There’s a lot to like about the World Cup, but what I enjoy most is the way it turns so many allegiances and friendships on their head. Players I spend the other three years and 10 months out of each four year cycle despising with every fibre of my being, suddenly become my heroes. Players I adore week in week out mysteriously morph into the bitter enemy. The strange bedfellows on Twitter amongst fans that form around national teams are also a joy to behold. Enemies become friends and friends become enemies. Juventus fans who spend most of their lives slagging Roma off are suddenly my favourite people. Romanisti who support other national teams can wound me with their anti Azzurri vitriol in ways that other fans can’t. I feel like screaming “I THOUGHT I KNEW YOU MAN!!!”
Apart from that, the World Cup is such a refreshing change to club football. It’s part of what makes following the game work for me long term. Without that change-up every once and a while, things would get stale and repetitive.
I have written about my relationship with this tournament many times before, so I don’t need to go back through the sordid history of Azzurri triumphs and disappointments that have shaped me as a football fan. All I’ll say is that what I have learned in my time as a dyed in the wool Italy supporter are the following World Cup truths: Things work in cycles – as the famous saying goes – one day you’re a rooster, the next you’re a feather duster – and above all, the world cup is about two things: tradition and luck. Tradition in the sense that this is not a tournament that a minnow can fluke their way into the winner’s circle of. Teams win finals because they are class acts and that’s why only eight different countries have ever won it – and the overwhelming chances are that this year’s winner will come from amongst that gang of eight (actually, probably seven because Uruguay haven’t won since 1950 and are sadly unlikely to ever do so again). Luck also plays its part because amongst those seven teams with the pedigree to win, which one emerges usually depends on large dollops of luck.
Having said all of that however, I would actually narrow that field of seven down even further – to three serious contenders in 2014, those being Brazil, Spain and Germany.
I rate Brazil’s chances for the simple fact that no European team has ever won a World Cup on American soil. They are the hosts, and despite the hype around Argentina I believe they are the only South American team capable of doing the business when it counts. Even though their squad is not the best they have ever put out, there’s no such thing as a bad Brazilian team and, playing in their home stadia, you would have to be a fool to rule them out.
Spain are obviously contenders because they have proven time and time again over the past six years, by winning every major tournament going, that they are an absolute machine and without a shadow of a doubt for me the best team in the world right now. If anybody can break the hoodoo of a European team winning in Brazil it’s them. As another saying goes, there’s a first time for everything, and they have already smashed the hoodoo that used to say Spanish teams always choke to pieces and then some.
With Germany, it’s a case of slow and steady wins the race.
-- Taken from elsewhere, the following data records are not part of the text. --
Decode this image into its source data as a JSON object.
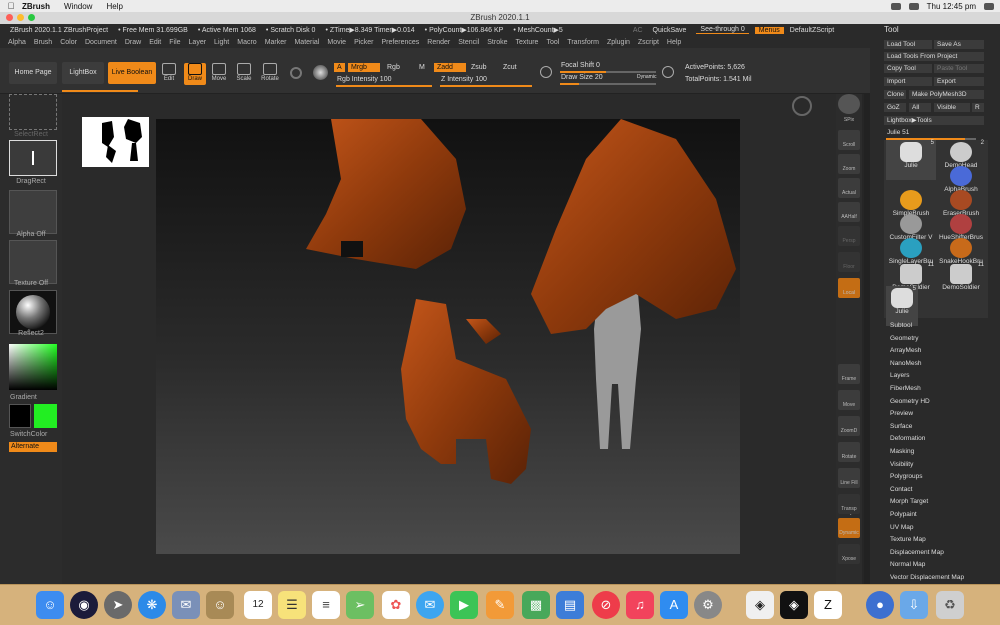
{
  "mac_menu": {
    "app": "ZBrush",
    "items": [
      "Window",
      "Help"
    ],
    "clock": "Thu 12:45 pm"
  },
  "window_title": "ZBrush 2020.1.1",
  "info_bar": {
    "project": "ZBrush 2020.1.1 ZBrushProject",
    "free_mem": "• Free Mem 31.699GB",
    "active_mem": "• Active Mem 1068",
    "scratch": "• Scratch Disk 0",
    "ztime": "• ZTime▶8.349 Timer▶0.014",
    "polycount": "• PolyCount▶106.846 KP",
    "meshcount": "• MeshCount▶5",
    "ac": "AC",
    "quicksave": "QuickSave",
    "see_through": "See-through  0",
    "menus": "Menus",
    "default_zscript": "DefaultZScript"
  },
  "zmenu_items": [
    "Alpha",
    "Brush",
    "Color",
    "Document",
    "Draw",
    "Edit",
    "File",
    "Layer",
    "Light",
    "Macro",
    "Marker",
    "Material",
    "Movie",
    "Picker",
    "Preferences",
    "Render",
    "Stencil",
    "Stroke",
    "Texture",
    "Tool",
    "Transform",
    "Zplugin",
    "Zscript",
    "Help"
  ],
  "tool_panel_title": "Tool",
  "topbar": {
    "home_page": "Home Page",
    "lightbox": "LightBox",
    "live_boolean": "Live Boolean",
    "tools": [
      "Edit",
      "Draw",
      "Move",
      "Scale",
      "Rotate"
    ],
    "a": "A",
    "mrgb": "Mrgb",
    "rgb": "Rgb",
    "m": "M",
    "rgb_intensity": "Rgb Intensity 100",
    "zadd": "Zadd",
    "zsub": "Zsub",
    "zcut": "Zcut",
    "z_intensity": "Z Intensity 100",
    "focal_shift": "Focal Shift 0",
    "draw_size": "Draw Size 20",
    "dynamic": "Dynamic",
    "active_points": "ActivePoints: 5,626",
    "total_points": "TotalPoints: 1.541 Mil"
  },
  "left_shelf": {
    "select_rect": "SelectRect",
    "drag_rect": "DragRect",
    "alpha_off": "Alpha Off",
    "texture_off": "Texture Off",
    "material": "Reflect2",
    "gradient": "Gradient",
    "switch_color": "SwitchColor",
    "alternate": "Alternate"
  },
  "right_shelf": [
    "SPix",
    "Scroll",
    "Zoom",
    "Actual",
    "AAHalf",
    "Persp",
    "Floor",
    "Local",
    "Frame",
    "Move",
    "ZoomD",
    "Rotate",
    "Line Fill PolyF",
    "Transp",
    "Dynamic Solo",
    "Xpose"
  ],
  "tool_panel": {
    "load_tool": "Load Tool",
    "save_as": "Save As",
    "load_from_project": "Load Tools From Project",
    "copy_tool": "Copy Tool",
    "paste_tool": "Paste Tool",
    "import": "Import",
    "export": "Export",
    "clone": "Clone",
    "make_polymesh": "Make PolyMesh3D",
    "goz": "GoZ",
    "all": "All",
    "visible": "Visible",
    "r": "R",
    "lightbox_tools": "Lightbox▶Tools",
    "current": "Julie  51",
    "grid": [
      {
        "label": "Julie",
        "num": "5"
      },
      {
        "label": "DemoHead",
        "num": "2"
      },
      {
        "label": "AlphaBrush",
        "num": ""
      },
      {
        "label": "SimpleBrush",
        "num": ""
      },
      {
        "label": "EraserBrush",
        "num": ""
      },
      {
        "label": "CustomFilter V",
        "num": ""
      },
      {
        "label": "HueShifterBrus",
        "num": ""
      },
      {
        "label": "SingleLayerBru",
        "num": ""
      },
      {
        "label": "SnakeHookBru",
        "num": ""
      },
      {
        "label": "DemoSoldier",
        "num": "11"
      },
      {
        "label": "DemoSoldier",
        "num": "11"
      },
      {
        "label": "Julie",
        "num": "5"
      }
    ],
    "submenus": [
      "Subtool",
      "Geometry",
      "ArrayMesh",
      "NanoMesh",
      "Layers",
      "FiberMesh",
      "Geometry HD",
      "Preview",
      "Surface",
      "Deformation",
      "Masking",
      "Visibility",
      "Polygroups",
      "Contact",
      "Morph Target",
      "Polypaint",
      "UV Map",
      "Texture Map",
      "Displacement Map",
      "Normal Map",
      "Vector Displacement Map"
    ]
  },
  "colors": {
    "accent": "#f08a19",
    "primary_color": "#000000",
    "secondary_color": "#22ee22",
    "sculpt": "#a8430f"
  },
  "dock_icons": [
    "finder-icon",
    "siri-icon",
    "launchpad-icon",
    "safari-icon",
    "mail-icon",
    "contacts-icon",
    "calendar-icon",
    "notes-icon",
    "reminders-icon",
    "maps-icon",
    "photos-icon",
    "messages-icon",
    "facetime-icon",
    "pages-icon",
    "numbers-icon",
    "keynote-icon",
    "news-icon",
    "music-icon",
    "appstore-icon",
    "preferences-icon",
    "unity-icon",
    "unity-icon",
    "zbrush-icon",
    "globe-icon",
    "downloads-icon",
    "trash-icon"
  ],
  "calendar_day": "12"
}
They have been a developing side for what seems like decades now, and it’s surely time for them to turn promise into delivery. They have the squad to do it and they play a lovely brand of football you never used to associate with German teams, mixing their traditional precision with lashings of creativity and flair. Dangerous combination! Make no mistake, Germany are very, very good. They’ll just be hoping they don’t come up against Italy, given they have never beaten us in a major tournament. We are their bogey team big-time. I’ll never, ever get tired of mentioning it either…
As for Italy’s chances, coach Cesare Prandelli said after the draw “When the media tell you it’s an easy group, that’s when you have to worry.” I can’t recall ever really seeing them in a group of death before, so that novelty in itself will be interesting. Is our problem really that we struggle with easy groups, or is it that we are just always slow starters? I suspect it’s more the latter. It’s part of the Italian mentality that we don’t win until we need to. When games don’t seem to matter we don’t seem to turn up. Then it turns out later that, “oops, it did matter – *shrug*”. I think Prandelli is doing a good job of trying to stamp that out of the team but time will tell.
I’m not overly confident that my beloved Azzurri will make it out of Group D, but one thing I do know, because it has been proven time and time again, is that it’s not the team playing well at the start of the tournament that wins, it’s the one playing well at the end. Italy’s squad is decent. If they do manage to get out of their group, expect them to kick on and be there or thereabouts… and maybe, just maybe, three contenders could become four… and four gold stars could become five…
There’s always hope. 🙂
A grassroots football enthusiast based in Auckland, New Zealand, and a fan of the most magnificent club on earth - A.S. Roma. More info (including e-mail address) can be found here: http://in-the-back-of-the.net/about/